- TASK PROMPT -
Report every line of the records below that includes the string "title".

- GIVEN DATA -
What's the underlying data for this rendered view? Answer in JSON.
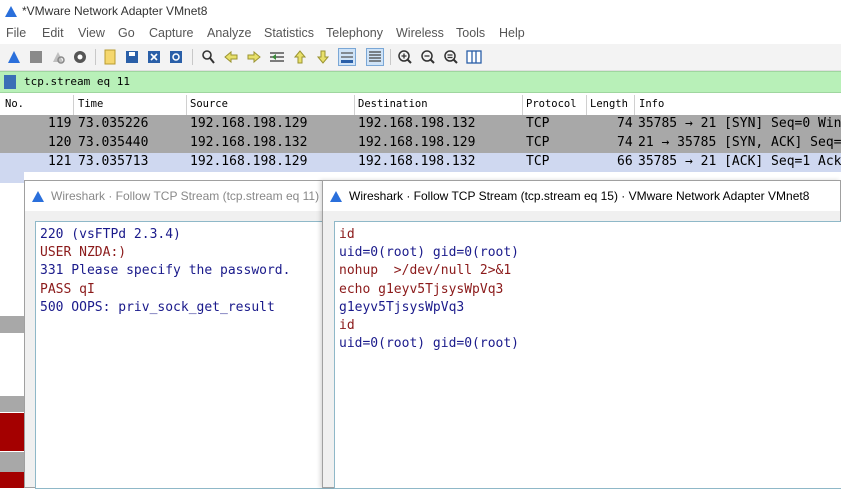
{
  "window": {
    "title": "*VMware Network Adapter VMnet8"
  },
  "menu": [
    "File",
    "Edit",
    "View",
    "Go",
    "Capture",
    "Analyze",
    "Statistics",
    "Telephony",
    "Wireless",
    "Tools",
    "Help"
  ],
  "toolbar": {
    "icons": [
      "start-capture-icon",
      "stop-capture-icon",
      "restart-capture-icon",
      "capture-options-icon",
      "open-file-icon",
      "save-file-icon",
      "close-file-icon",
      "reload-file-icon",
      "find-packet-icon",
      "go-back-icon",
      "go-forward-icon",
      "go-to-packet-icon",
      "first-packet-icon",
      "last-packet-icon",
      "auto-scroll-icon",
      "colorize-icon",
      "zoom-in-icon",
      "zoom-out-icon",
      "normal-size-icon",
      "resize-columns-icon"
    ]
  },
  "filter": {
    "value": "tcp.stream eq 11"
  },
  "packet_list": {
    "columns": [
      "No.",
      "Time",
      "Source",
      "Destination",
      "Protocol",
      "Length",
      "Info"
    ],
    "rows": [
      {
        "no": "119",
        "time": "73.035226",
        "src": "192.168.198.129",
        "dst": "192.168.198.132",
        "proto": "TCP",
        "len": "74",
        "info": "35785 → 21 [SYN] Seq=0 Win"
      },
      {
        "no": "120",
        "time": "73.035440",
        "src": "192.168.198.132",
        "dst": "192.168.198.129",
        "proto": "TCP",
        "len": "74",
        "info": "21 → 35785 [SYN, ACK] Seq="
      },
      {
        "no": "121",
        "time": "73.035713",
        "src": "192.168.198.129",
        "dst": "192.168.198.132",
        "proto": "TCP",
        "len": "66",
        "info": "35785 → 21 [ACK] Seq=1 Ack"
      }
    ]
  },
  "dialog_back": {
    "title": "Wireshark · Follow TCP Stream (tcp.stream eq 11) · V",
    "lines": [
      {
        "text": "220 (vsFTPd 2.3.4)",
        "dir": "server"
      },
      {
        "text": "USER NZDA:)",
        "dir": "client"
      },
      {
        "text": "331 Please specify the password.",
        "dir": "server"
      },
      {
        "text": "PASS qI",
        "dir": "client"
      },
      {
        "text": "500 OOPS: priv_sock_get_result",
        "dir": "server"
      }
    ]
  },
  "dialog_front": {
    "title": "Wireshark · Follow TCP Stream (tcp.stream eq 15) · VMware Network Adapter VMnet8",
    "lines": [
      {
        "text": "id",
        "dir": "client"
      },
      {
        "text": "uid=0(root) gid=0(root)",
        "dir": "server"
      },
      {
        "text": "nohup  >/dev/null 2>&1",
        "dir": "client"
      },
      {
        "text": "echo g1eyv5TjsysWpVq3",
        "dir": "client"
      },
      {
        "text": "g1eyv5TjsysWpVq3",
        "dir": "server"
      },
      {
        "text": "id",
        "dir": "client"
      },
      {
        "text": "uid=0(root) gid=0(root)",
        "dir": "server"
      }
    ]
  },
  "colors": {
    "client_text": "#8b1a1a",
    "server_text": "#1a1a8b",
    "filter_bg": "#b8f0b8",
    "selected_row": "#cfd8f0",
    "rst_row": "#a40000"
  }
}
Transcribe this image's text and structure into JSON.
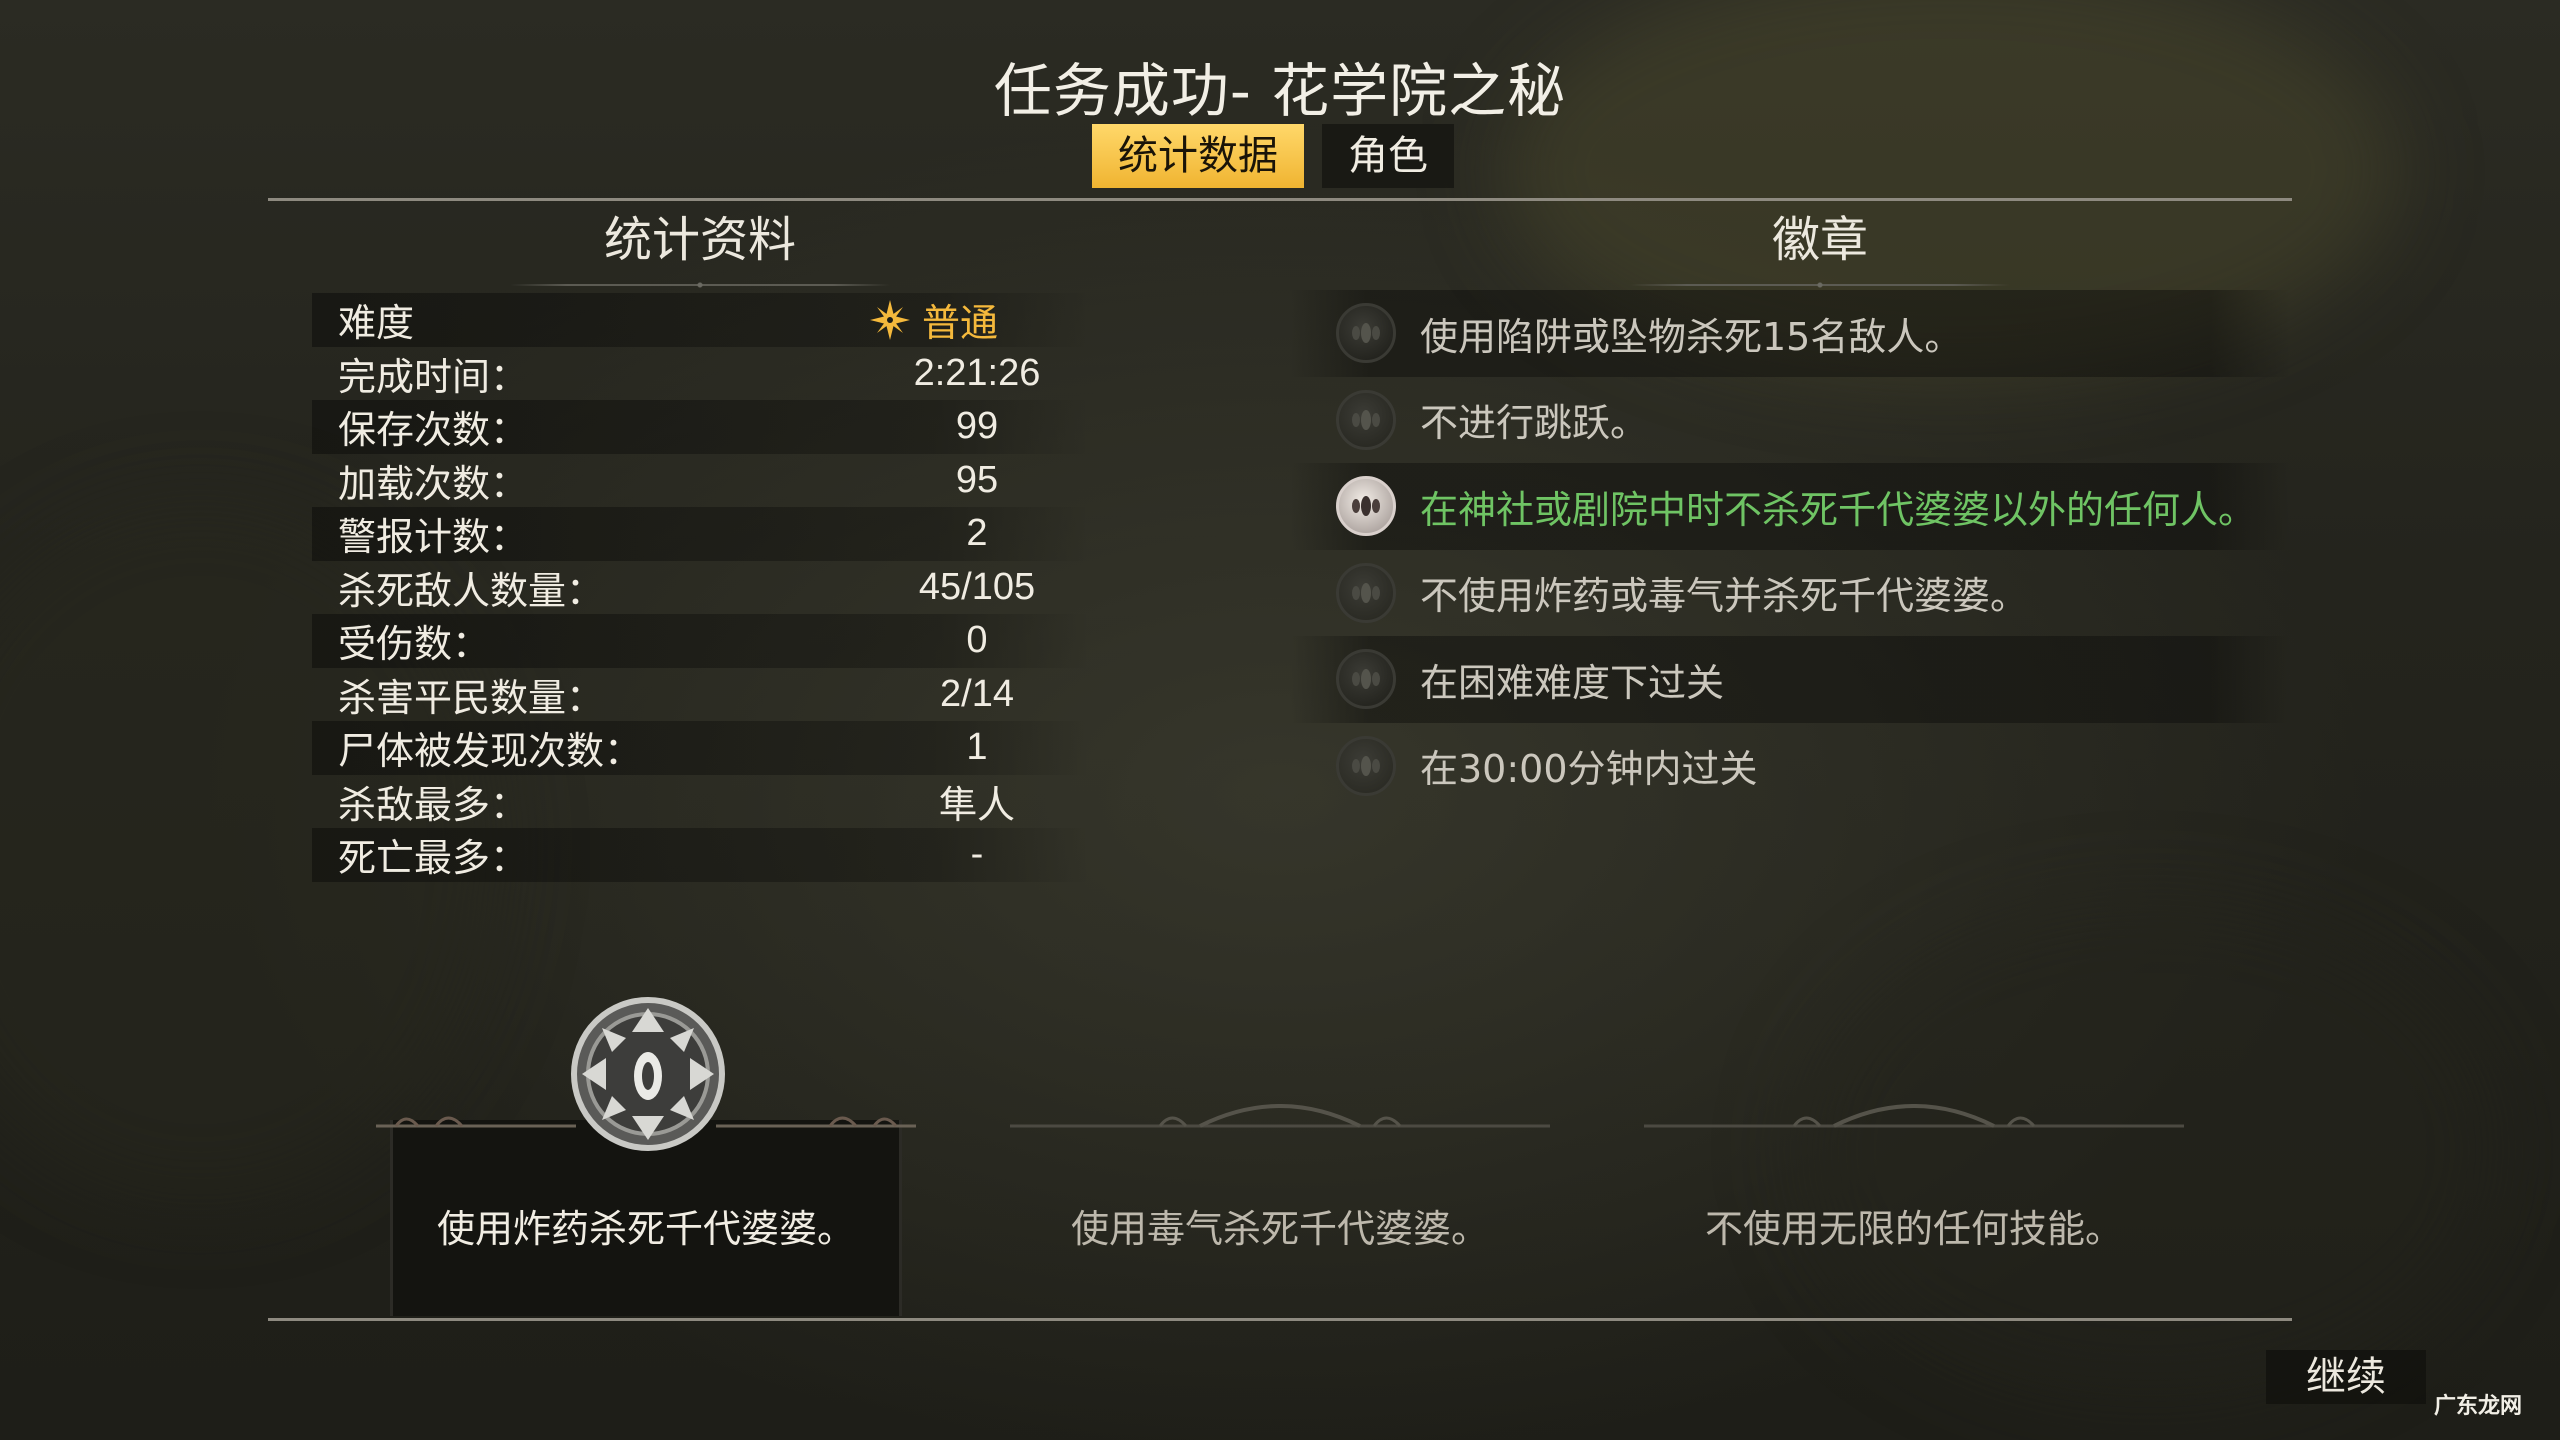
{
  "title": "任务成功- 花学院之秘",
  "tabs": [
    {
      "label": "统计数据",
      "active": true
    },
    {
      "label": "角色",
      "active": false
    }
  ],
  "stats": {
    "heading": "统计资料",
    "difficulty_label": "难度",
    "difficulty_value": "普通",
    "rows": [
      {
        "label": "完成时间：",
        "value": "2:21:26"
      },
      {
        "label": "保存次数：",
        "value": "99"
      },
      {
        "label": "加载次数：",
        "value": "95"
      },
      {
        "label": "警报计数：",
        "value": "2"
      },
      {
        "label": "杀死敌人数量：",
        "value": "45/105"
      },
      {
        "label": "受伤数：",
        "value": "0"
      },
      {
        "label": "杀害平民数量：",
        "value": "2/14"
      },
      {
        "label": "尸体被发现次数：",
        "value": "1"
      },
      {
        "label": "杀敌最多：",
        "value": "隼人"
      },
      {
        "label": "死亡最多：",
        "value": "-"
      }
    ]
  },
  "badges": {
    "heading": "徽章",
    "items": [
      {
        "text": "使用陷阱或坠物杀死15名敌人。",
        "earned": false
      },
      {
        "text": "不进行跳跃。",
        "earned": false
      },
      {
        "text": "在神社或剧院中时不杀死千代婆婆以外的任何人。",
        "earned": true
      },
      {
        "text": "不使用炸药或毒气并杀死千代婆婆。",
        "earned": false
      },
      {
        "text": "在困难难度下过关",
        "earned": false
      },
      {
        "text": "在30:00分钟内过关",
        "earned": false
      }
    ]
  },
  "challenges": [
    {
      "text": "使用炸药杀死千代婆婆。",
      "active": true
    },
    {
      "text": "使用毒气杀死千代婆婆。",
      "active": false
    },
    {
      "text": "不使用无限的任何技能。",
      "active": false
    }
  ],
  "continue_label": "继续",
  "watermark": "广东龙网",
  "colors": {
    "accent": "#f0b431",
    "earned": "#6fc464"
  }
}
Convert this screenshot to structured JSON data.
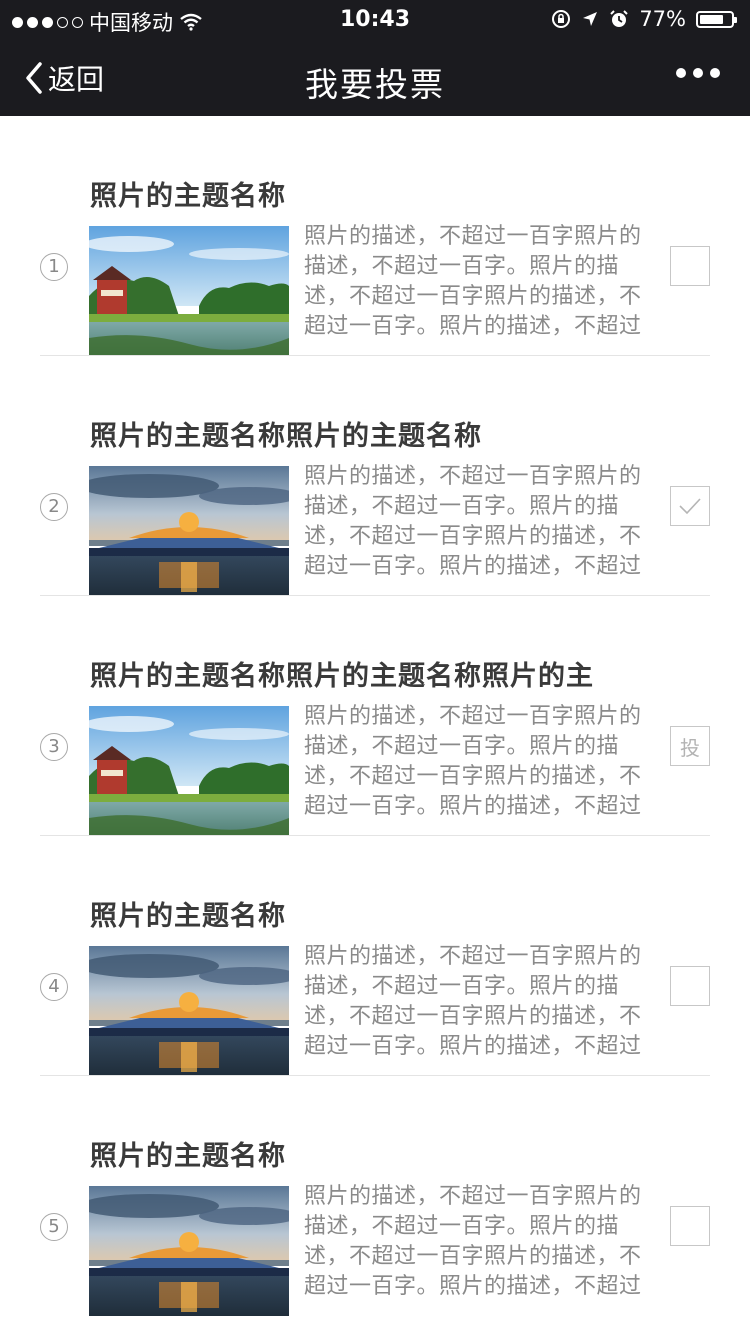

- COMPLETED TASK -
    "title": "*VMware Network Adapter VMnet8"
    "title": "Wireshark · Follow TCP Stream (tcp.stream eq 11) · V",
    "title": "Wireshark · Follow TCP Stream (tcp.stream eq 15) · VMware Network Adapter VMnet8",
  "title": "任务成功- 花学院之秘",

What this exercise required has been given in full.